-------- Information supplied
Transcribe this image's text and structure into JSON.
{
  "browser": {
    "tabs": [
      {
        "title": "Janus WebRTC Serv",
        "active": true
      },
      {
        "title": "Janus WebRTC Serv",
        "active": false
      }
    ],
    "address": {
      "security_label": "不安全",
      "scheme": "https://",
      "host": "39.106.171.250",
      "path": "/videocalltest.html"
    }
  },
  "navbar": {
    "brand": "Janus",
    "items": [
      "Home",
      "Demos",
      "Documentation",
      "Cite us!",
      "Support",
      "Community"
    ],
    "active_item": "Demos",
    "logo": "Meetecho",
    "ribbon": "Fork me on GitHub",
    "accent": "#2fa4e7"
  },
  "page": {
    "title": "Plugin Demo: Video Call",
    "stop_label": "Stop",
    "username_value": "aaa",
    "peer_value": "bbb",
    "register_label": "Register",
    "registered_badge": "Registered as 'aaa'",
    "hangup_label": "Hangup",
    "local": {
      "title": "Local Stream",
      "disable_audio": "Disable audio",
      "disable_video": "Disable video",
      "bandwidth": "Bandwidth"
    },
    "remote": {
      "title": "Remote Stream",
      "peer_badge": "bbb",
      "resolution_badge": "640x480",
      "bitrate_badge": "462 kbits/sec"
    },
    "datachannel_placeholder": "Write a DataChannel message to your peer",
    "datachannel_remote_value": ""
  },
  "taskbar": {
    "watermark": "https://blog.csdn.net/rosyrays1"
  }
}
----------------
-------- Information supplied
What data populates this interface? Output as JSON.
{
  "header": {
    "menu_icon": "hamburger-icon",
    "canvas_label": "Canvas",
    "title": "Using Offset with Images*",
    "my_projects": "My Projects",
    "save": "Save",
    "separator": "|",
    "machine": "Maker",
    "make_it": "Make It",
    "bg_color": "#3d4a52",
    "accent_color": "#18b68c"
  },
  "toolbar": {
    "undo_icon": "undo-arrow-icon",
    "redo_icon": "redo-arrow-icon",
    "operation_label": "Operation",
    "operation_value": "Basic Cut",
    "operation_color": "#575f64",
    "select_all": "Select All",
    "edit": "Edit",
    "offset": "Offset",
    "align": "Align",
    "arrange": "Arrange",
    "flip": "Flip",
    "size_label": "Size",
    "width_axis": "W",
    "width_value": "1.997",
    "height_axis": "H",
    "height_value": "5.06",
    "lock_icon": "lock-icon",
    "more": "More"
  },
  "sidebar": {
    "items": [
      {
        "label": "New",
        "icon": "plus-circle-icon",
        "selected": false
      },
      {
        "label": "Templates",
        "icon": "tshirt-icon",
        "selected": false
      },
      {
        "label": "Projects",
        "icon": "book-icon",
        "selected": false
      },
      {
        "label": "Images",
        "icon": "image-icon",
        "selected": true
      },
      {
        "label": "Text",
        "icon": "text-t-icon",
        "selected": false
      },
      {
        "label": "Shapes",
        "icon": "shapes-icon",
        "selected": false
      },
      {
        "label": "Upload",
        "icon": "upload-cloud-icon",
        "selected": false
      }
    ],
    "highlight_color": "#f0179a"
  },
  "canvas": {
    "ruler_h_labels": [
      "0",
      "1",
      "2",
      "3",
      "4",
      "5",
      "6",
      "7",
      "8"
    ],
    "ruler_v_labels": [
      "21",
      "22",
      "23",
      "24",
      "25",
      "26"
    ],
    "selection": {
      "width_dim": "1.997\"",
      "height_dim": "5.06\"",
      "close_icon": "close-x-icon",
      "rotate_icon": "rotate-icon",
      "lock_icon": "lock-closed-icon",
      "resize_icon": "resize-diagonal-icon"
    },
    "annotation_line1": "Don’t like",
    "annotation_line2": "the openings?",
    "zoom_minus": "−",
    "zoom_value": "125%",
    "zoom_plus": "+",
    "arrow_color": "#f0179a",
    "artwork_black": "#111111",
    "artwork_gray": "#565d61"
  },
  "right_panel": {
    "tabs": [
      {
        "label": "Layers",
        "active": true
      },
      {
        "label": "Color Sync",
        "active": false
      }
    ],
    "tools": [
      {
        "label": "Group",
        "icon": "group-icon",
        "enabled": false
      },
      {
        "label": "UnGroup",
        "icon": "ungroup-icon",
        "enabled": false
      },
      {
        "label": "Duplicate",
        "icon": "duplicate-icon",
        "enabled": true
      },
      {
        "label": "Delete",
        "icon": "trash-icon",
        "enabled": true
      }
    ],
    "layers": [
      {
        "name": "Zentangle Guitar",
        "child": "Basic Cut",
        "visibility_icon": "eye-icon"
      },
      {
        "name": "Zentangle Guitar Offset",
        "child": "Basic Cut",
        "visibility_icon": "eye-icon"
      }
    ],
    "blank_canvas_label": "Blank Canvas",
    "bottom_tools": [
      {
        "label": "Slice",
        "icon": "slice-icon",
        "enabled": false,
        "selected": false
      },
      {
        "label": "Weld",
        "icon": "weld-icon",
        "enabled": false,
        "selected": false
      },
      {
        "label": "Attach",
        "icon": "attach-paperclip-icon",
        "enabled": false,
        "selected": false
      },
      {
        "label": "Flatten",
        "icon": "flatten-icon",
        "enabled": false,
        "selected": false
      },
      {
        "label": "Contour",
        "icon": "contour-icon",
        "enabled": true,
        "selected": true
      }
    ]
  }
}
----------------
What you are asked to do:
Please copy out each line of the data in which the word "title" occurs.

Result for this task:
        "title": "Janus WebRTC Serv",
        "title": "Janus WebRTC Serv",
    "title": "Plugin Demo: Video Call",
      "title": "Local Stream",
      "title": "Remote Stream",
    "title": "Using Offset with Images*",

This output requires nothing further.